The U.S. Marshals Service has taken the unusual step of providing a protective detail to Education Secretary Betsy DeVos, who emerged from a contentious nomination process as a lightning rod of controversy.
DeVos last week was briefly blocked by protesters from entering a Washington middle school. One of those protesters has pleaded not guilty to misdemeanor charges of assaulting a police officer stemming from the incident. Police said the man also physically tried to block DeVos’ vehicle.
Drew J. Wade, a spokesman for the Marshals Service, said in an email to POLITICO that the law enforcement agency “is not aware of providing a protective detail for the U.S. secretary of Education in the past.”
“The Attorney General authorized the U.S. Marshals to provide the protective detail for Secretary DeVos,” Wade said. The Marshals Service, which is part of the Justice Department, declined to provide additional details about the new security measures or who requested them.
While security for top government officials varies across agencies, the Marshals Service is not currently protecting any other Cabinet member. The Marshals Service previously protected the director of the Office of National Drug Control Policy when it was a Cabinet post, Wade said.
The past four Education secretaries have been protected by the Education Department’s own small security unit, which is comprised of about a half dozen agents, according to a former department official. Two or three of those agents at a time have typically protected the secretary at events in the Washington area, the former official said.
It’s not clear how the U.S. Marshals are coordinating protection of DeVos with the Education Department’s security unit. The department did not respond to requests for additional information about DeVos’ security.
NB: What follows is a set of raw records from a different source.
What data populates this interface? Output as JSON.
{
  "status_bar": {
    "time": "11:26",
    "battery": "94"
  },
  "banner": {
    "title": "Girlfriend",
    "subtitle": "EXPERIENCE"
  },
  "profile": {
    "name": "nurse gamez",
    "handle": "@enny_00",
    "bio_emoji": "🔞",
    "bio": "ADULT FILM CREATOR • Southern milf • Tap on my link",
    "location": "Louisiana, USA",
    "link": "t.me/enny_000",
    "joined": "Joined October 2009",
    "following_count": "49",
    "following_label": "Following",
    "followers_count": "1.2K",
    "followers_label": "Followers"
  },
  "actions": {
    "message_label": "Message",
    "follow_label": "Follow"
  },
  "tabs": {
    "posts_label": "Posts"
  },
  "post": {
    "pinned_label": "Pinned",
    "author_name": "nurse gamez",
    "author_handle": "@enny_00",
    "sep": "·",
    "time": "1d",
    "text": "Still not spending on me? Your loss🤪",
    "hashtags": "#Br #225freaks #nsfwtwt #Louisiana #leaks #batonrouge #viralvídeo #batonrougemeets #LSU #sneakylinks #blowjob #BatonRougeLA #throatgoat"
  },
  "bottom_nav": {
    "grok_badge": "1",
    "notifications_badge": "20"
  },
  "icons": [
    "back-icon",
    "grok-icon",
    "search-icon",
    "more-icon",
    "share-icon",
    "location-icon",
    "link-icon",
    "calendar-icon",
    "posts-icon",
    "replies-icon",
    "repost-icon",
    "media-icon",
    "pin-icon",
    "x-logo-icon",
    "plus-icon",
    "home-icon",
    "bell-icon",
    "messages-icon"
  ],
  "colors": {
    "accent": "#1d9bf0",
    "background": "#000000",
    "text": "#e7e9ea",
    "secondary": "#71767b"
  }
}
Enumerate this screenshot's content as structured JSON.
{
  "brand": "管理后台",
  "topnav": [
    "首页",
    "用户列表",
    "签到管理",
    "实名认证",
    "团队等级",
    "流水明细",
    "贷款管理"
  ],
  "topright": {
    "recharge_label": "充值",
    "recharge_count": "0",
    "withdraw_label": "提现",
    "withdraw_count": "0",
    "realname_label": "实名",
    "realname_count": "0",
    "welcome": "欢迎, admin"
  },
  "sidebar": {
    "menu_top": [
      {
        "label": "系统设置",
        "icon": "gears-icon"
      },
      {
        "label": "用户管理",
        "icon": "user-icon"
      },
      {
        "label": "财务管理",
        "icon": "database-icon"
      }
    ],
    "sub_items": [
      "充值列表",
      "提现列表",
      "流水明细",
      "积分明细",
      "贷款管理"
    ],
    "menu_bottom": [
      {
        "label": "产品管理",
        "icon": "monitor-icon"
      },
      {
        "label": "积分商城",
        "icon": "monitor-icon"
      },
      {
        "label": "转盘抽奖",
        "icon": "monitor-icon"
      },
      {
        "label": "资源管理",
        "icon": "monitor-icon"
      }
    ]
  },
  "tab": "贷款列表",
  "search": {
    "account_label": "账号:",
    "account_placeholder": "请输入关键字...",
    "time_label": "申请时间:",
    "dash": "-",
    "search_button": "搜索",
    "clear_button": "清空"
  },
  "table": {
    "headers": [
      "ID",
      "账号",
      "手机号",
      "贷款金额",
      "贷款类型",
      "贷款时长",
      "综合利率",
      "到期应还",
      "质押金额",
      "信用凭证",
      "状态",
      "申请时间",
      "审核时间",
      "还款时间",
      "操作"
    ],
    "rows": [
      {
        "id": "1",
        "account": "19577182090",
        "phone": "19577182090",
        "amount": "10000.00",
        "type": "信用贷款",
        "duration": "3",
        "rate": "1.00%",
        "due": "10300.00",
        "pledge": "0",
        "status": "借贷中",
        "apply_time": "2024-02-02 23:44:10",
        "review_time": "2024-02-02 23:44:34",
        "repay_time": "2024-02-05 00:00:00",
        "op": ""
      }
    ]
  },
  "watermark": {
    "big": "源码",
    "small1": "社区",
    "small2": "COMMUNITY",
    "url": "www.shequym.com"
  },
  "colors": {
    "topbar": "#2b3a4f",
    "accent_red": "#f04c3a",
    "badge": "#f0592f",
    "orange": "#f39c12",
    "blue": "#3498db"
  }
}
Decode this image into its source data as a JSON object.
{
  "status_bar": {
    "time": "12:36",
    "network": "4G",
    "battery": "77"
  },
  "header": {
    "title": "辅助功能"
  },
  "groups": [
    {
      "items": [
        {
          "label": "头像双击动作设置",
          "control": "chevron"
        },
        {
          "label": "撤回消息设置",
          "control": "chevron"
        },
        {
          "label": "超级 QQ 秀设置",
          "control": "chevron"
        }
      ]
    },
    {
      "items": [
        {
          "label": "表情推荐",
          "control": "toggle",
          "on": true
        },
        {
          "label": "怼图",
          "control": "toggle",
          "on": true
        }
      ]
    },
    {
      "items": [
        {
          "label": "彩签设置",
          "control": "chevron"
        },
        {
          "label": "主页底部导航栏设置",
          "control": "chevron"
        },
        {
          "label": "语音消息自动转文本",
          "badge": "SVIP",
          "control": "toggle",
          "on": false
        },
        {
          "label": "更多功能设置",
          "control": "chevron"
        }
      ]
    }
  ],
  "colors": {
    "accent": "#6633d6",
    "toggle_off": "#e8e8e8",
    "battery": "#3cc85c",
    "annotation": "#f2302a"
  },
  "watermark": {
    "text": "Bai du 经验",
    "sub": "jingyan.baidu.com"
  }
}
Following last Friday’s incident outside the D.C. school, DeVos has made several public appearances in the city — she spoke to an association of magnet schools, for example, and also to a conference of community college leaders. Both times, she appeared to be under tighter security than previous Education secretaries.